October 18, 2022
Games Lift: People make the Incubator
The Games Lift Incubator can only exist because many experts support it, teach and coach in it, and keep networking in it. Over 35 veterans from all areas of the games industry are with us. We have asked them why they are doing it and what keeps them coming back.
Steffen Rühl stops to collect his thoughts: After successfully founding studios and companies, after years of teaching and coaching, hasn’t he seen it all? Do the projects start to feel like they are repeating?
“As a player,” he knows the feeling. When it hits, he may even pause playing for a while. “But when it comes to working with founders, to starting new projects, not at all.,” Rühl says. What keeps giving him energy and enthusiasm? “The people.”
For Gamecity Hamburg, winning over seasoned professionals for our incubator is vital. We ask them to share their learnings, to help new people in the industry to develop their budding projects and to take the next step. The most direct way to do that is in our workshops. Steffen Rühl’s workshop is an introduction to pitching projects.
A deciding factor in every studio, project and incubator are the people involved. They are a point Steffen Rühl keeps coming back to. It’s easy to tell when talking to him that he is not just interested in a good pitch, but that he sees the people making it. When they act insecurely, when they run into difficulties, he sees avenues for “personal growth.”“It’s about the people. That’s why this job is always exciting,” Rühl says.
Take a hint
Cassia Curran too is “amazed and inspired” by the teams and their “innovative, interesting games.” Curran is a veteran in business development and investment, now leading her own agency, where she advises independent game studios. In her workshop about market analysis, she provides teams with an important reality check: Teams get to understand, “how a publisher or investor might analyze their game's market positioning.” She openly admits that it “can be brutal,” but there is a clear benefit – “it saves studios plenty of time in the long run.” For a commercial project, this can be essential.
A vital aspect – but just one of many. Curran and Rühl are two out of more than 35 people helping us out as coaches, contacts, teachers, and in countless other functions. Gamecity Hamburg has gathered experts from all areas of the industry who share one important trait: They love connecting with young talents. They are here to share their knowledge.

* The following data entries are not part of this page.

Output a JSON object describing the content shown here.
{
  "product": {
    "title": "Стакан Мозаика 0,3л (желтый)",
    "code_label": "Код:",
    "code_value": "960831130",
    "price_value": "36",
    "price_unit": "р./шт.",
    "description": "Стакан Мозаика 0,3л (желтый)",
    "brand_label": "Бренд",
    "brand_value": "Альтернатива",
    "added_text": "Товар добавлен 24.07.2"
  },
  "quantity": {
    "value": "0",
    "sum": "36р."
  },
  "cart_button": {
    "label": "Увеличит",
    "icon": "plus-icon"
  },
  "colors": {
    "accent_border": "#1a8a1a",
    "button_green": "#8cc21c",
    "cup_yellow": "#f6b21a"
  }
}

To Ole Jürgensen, one interaction during the Incubator is still important today. The alum of our 2020 program is developing his VR roguelike Crumbling, scheduled for release in 2023. In the game, players hold their avatar like a virtual action figure. His mentor was the co-founder and creative director of successful german games studio KING Art. “Jan Theysen helped us thinking our concept through and getting to its logical conclusion,” Jürgensen explains. Theysen proposed making “unboxing the toy” and “pulling it out of the blister pack” part of the game. Today, the moment is prominently featured in Crumbling’s trailer. Jürgensen still regards it “one of our top features.” To him, it has been the “experience and intuition” of veterans like Theysen that made the mentoring valuable.
Make a contact
Making contacts that have an impact – that's one of Gamecity’s declared goals inside and outside of the incubator. Johannes Kuhlmann is Technical Director at FISHLABS, a Hamburg-based studio with almost 80 professionals working on console, pc and mobile games. He can attest to the benefits he sees on his side of the equation. On the one hand, there is “huge potential” available in Hamburg that he wants to support. But he is also happy just “meeting cool people.” He can give back some of his experience in the incubator and gets to “see exciting new ideas and to think outside the box” at the same time.
Kuhlmann knows from personal experience that making connections works both ways. He takes an interest in teams and their projects even after the program has ended. In a specific case, when his studio was looking for competent help, “it turned out that an alumnus from the incubator was being considered,” Kuhlmann explains. “Since I had seen what he was capable of, I was able to recommend him for the project without reservations.”
This is a way to summarize what the Games Lift Incubator and Gamecity Hamburg as a whole are all about: When we get people to express their creativity, to help each other, to tackle challenges with realism and confidence, great things can happen. And some of them may last longer than this incubator.